Is a Novel Non-Surgical Circumcision Device a Viable Option for HIV Prevention?
Voluntary medical male circumcision may help to reduce the spread of HIV.
A non-surgical circumcision device may prevent the spread of HIV in Africa, according to Forbes.
At the recent Cannes Lions festival in France, the startup company Circ MedTech presented their device PrePex, which aims to reduce the number of HIV contractions in Africa.
Sub-Saharan Africa has the highest incidence of HIV, with nearly 1 of every 25 adults living with HIV. Furthermore, the region accounts for nearly 70% of all individuals living with HIV worldwide, according to the World Health Organization (WHO).
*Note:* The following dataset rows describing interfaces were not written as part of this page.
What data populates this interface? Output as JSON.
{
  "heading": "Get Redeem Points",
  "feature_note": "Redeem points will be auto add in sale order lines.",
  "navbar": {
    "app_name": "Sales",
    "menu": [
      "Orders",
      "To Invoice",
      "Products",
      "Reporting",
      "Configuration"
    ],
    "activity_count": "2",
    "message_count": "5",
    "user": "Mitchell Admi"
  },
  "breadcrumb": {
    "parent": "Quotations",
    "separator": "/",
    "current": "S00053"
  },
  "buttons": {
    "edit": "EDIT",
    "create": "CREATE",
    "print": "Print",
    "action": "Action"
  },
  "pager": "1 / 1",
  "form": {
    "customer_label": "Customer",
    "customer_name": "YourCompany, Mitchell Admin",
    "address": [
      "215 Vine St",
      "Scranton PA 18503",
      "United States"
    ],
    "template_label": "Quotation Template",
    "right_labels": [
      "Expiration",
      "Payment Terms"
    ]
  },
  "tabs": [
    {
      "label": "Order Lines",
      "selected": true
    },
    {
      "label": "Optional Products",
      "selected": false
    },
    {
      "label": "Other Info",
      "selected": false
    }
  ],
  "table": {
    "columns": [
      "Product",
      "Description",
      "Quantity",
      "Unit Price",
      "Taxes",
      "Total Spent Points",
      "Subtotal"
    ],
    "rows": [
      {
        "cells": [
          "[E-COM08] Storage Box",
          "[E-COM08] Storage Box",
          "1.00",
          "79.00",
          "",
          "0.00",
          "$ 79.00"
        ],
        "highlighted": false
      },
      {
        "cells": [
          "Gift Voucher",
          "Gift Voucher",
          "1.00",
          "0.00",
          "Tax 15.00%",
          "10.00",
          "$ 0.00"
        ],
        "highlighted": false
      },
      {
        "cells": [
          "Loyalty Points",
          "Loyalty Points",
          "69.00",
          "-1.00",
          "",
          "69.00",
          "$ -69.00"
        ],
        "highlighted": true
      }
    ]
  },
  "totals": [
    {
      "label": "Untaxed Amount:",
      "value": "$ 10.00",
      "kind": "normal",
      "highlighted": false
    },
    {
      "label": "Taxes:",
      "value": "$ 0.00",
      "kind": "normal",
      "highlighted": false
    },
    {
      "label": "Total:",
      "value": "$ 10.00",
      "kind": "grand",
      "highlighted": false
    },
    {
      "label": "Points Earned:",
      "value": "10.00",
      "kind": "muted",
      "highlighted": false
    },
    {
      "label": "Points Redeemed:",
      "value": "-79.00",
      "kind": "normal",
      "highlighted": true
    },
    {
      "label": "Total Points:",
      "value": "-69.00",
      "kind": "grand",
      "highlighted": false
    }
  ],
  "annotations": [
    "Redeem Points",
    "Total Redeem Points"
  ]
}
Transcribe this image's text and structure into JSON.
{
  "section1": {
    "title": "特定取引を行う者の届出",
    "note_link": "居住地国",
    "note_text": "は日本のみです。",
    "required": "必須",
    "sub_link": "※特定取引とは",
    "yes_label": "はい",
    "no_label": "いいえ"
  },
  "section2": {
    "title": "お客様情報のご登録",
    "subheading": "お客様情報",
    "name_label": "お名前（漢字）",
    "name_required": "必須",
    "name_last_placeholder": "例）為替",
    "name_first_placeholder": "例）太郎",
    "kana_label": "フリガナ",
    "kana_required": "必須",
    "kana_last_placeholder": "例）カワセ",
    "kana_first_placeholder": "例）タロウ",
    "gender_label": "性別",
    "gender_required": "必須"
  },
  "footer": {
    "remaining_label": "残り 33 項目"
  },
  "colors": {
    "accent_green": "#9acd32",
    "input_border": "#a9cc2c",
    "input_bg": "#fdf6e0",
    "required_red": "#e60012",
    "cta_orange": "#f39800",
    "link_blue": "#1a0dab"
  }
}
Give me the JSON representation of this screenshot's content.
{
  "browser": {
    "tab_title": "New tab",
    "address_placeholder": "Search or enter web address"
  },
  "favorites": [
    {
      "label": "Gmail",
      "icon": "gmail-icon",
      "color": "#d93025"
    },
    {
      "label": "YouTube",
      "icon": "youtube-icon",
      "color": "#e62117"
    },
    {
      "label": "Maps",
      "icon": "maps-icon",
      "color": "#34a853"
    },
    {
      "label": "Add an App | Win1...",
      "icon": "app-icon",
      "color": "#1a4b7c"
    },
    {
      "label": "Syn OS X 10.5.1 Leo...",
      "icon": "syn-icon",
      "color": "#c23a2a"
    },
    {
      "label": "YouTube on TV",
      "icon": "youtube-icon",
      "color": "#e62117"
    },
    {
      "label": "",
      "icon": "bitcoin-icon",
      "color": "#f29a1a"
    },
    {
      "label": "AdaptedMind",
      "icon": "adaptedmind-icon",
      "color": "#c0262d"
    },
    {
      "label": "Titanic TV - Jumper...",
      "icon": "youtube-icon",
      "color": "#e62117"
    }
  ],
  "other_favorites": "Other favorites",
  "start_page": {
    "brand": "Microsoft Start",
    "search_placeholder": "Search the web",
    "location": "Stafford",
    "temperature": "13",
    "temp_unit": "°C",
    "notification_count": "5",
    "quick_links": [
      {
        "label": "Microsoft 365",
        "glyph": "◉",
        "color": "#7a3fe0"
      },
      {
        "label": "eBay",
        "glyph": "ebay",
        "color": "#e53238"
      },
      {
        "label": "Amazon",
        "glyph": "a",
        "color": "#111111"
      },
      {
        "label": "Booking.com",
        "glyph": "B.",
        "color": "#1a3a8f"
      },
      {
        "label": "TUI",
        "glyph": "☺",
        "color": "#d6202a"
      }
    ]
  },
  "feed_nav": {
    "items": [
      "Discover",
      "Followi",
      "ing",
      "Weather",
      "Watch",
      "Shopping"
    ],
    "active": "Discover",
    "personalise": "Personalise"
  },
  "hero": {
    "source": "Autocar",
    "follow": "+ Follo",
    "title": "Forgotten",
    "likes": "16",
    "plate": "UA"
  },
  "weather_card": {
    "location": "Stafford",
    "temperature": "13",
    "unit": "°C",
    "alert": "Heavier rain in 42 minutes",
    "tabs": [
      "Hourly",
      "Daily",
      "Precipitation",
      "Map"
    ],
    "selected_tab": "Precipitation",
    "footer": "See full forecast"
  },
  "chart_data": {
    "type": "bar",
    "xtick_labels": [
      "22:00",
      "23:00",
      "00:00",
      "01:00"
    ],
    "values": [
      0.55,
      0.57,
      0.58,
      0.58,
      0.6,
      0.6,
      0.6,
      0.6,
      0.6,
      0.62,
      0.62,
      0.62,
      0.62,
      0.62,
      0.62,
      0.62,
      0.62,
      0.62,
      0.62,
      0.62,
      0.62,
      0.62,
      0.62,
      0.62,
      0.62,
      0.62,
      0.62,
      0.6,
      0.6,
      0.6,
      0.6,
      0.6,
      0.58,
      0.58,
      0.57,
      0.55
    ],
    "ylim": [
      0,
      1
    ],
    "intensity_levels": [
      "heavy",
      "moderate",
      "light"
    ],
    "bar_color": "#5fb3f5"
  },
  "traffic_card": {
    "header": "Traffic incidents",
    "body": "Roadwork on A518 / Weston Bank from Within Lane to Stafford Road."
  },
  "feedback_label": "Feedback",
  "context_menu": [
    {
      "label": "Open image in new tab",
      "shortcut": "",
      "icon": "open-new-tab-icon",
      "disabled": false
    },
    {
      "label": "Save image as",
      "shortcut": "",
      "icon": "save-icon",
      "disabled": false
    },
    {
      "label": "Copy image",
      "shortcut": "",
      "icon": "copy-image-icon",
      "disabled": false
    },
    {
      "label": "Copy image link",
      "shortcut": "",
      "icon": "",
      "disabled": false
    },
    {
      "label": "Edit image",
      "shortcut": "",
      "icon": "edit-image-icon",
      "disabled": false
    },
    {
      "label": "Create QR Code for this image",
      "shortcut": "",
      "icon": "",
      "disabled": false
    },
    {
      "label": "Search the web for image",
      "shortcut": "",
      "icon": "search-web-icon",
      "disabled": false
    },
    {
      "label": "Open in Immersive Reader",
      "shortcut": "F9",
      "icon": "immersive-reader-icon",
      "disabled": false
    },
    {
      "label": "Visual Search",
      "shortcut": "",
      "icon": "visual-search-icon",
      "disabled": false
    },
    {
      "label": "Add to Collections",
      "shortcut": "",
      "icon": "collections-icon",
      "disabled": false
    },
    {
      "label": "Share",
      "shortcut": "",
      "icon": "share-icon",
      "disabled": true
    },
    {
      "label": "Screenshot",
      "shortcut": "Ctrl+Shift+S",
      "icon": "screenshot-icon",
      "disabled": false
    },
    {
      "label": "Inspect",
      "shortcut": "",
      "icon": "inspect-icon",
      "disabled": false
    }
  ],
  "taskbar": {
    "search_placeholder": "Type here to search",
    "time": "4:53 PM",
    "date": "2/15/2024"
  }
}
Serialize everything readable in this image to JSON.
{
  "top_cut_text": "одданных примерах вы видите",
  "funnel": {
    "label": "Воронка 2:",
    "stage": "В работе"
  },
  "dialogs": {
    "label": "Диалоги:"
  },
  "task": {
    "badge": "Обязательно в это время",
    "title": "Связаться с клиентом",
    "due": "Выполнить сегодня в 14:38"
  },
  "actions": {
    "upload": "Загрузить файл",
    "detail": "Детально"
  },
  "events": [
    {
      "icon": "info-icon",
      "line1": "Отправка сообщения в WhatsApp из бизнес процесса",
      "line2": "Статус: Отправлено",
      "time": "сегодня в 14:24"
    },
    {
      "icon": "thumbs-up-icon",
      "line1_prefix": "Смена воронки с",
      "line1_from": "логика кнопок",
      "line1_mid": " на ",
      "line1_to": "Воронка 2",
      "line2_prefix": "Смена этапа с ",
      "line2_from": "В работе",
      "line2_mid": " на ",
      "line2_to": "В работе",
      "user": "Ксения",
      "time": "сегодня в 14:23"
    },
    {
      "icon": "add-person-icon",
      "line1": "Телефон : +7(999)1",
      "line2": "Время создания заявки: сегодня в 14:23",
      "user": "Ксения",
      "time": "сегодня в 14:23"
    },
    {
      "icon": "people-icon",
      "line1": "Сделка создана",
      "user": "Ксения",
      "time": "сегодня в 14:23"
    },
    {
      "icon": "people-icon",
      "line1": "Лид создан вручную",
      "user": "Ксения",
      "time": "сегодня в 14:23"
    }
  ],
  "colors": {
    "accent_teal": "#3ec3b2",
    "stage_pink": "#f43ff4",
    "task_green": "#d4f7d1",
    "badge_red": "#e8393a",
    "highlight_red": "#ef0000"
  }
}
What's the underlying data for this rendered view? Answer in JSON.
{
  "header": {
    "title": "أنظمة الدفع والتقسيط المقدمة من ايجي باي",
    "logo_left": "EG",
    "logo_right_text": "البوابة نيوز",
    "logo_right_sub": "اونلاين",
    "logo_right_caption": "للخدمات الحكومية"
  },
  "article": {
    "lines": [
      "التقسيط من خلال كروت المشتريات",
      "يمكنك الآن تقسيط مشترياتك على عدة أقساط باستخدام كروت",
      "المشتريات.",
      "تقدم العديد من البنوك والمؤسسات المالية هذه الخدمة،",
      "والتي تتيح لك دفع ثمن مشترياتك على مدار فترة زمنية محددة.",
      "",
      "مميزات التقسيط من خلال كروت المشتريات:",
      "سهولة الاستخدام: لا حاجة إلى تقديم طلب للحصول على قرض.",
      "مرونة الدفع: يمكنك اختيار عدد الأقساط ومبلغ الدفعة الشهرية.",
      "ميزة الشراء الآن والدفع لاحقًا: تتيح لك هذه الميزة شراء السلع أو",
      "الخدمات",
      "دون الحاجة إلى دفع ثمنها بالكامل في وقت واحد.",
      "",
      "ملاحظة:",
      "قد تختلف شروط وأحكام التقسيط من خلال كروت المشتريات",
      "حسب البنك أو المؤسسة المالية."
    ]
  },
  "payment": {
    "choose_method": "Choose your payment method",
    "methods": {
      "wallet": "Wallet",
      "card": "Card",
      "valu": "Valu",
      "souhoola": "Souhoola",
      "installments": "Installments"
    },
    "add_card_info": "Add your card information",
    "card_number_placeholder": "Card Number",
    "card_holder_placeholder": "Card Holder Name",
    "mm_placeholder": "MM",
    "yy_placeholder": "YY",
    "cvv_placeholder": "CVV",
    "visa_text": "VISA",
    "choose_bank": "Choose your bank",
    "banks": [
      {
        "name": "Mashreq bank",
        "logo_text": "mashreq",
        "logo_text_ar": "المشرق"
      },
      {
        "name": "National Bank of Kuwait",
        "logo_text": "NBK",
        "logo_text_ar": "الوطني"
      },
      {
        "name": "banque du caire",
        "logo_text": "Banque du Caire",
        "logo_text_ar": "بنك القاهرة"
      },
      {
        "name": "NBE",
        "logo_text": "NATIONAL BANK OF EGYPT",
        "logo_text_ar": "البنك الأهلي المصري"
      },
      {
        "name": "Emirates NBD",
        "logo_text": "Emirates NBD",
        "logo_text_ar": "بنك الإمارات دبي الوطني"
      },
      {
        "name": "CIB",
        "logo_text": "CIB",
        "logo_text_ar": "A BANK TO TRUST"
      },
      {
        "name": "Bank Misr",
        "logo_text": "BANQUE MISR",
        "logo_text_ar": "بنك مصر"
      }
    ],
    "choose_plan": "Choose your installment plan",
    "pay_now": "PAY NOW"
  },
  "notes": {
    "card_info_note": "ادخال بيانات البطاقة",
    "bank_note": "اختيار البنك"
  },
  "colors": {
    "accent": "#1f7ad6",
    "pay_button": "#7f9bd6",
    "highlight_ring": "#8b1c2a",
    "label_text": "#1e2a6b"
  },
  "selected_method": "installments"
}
Although antiretroviral therapy and pre-exposure prophylaxis has improved the HIV landscape, there is still no cure. In 2007, the WHO and UNAIDS reported that data from randomized, controlled clinical trials showed that male circumcision could reduce the risk of infection by approximately 60%.
As a result, they recommend voluntary medical male circumcision as an integral part of comprehensive HIV prevention programs because it can save millions of lives and billions of dollars in health care costs for HIV/AIDS treatment.
Male circumcision is considered one of the best investments in global health, and the most sustainable development holes across 14 priority countries in sub-Saharan Africa, according to Forbes.
“But there’s little chance that Africa can scale up programs and that’s where we come into the picture,” Adi Kadussi, director of marketing, Circ MedTech, said during the presentation, as reported by Forbes. “We had to think outside the box, and so we developed a new procedure using PrePex, the only non-surgical device designed for adult men in Africa. It’s safe, simple, scalable, cost effective, and not painful for the end user.”
The device works by applying controlled radial elastic pressure to the foreskin between a “rigid inner ring and an elastic ring to gently stop distal blood flow,” according to the company website. After 1 week, the necrotic foreskin and the device are removed.
“The PrePex procedure takes only 5 minutes, is reported to be less painful than surgical circumcision, and doesn’t require time off from work,” the company site reads.
As of 2016, PrePex is being used and/or researched in Rwanda, Uganda, Zimbabwe, South Africa, Kenya, Botswana, Zambia, Tanzania, Namibia, Lesotho, Mozambique, Indonesia (Papua), and India.
“We’ve delivered more than 1 million devices for countries in Africa, which according to statistical models, means 150 million HIV cases have been diverted, meaning more money can be shifted from potential HIV cases to other spaces,” Kadussi said.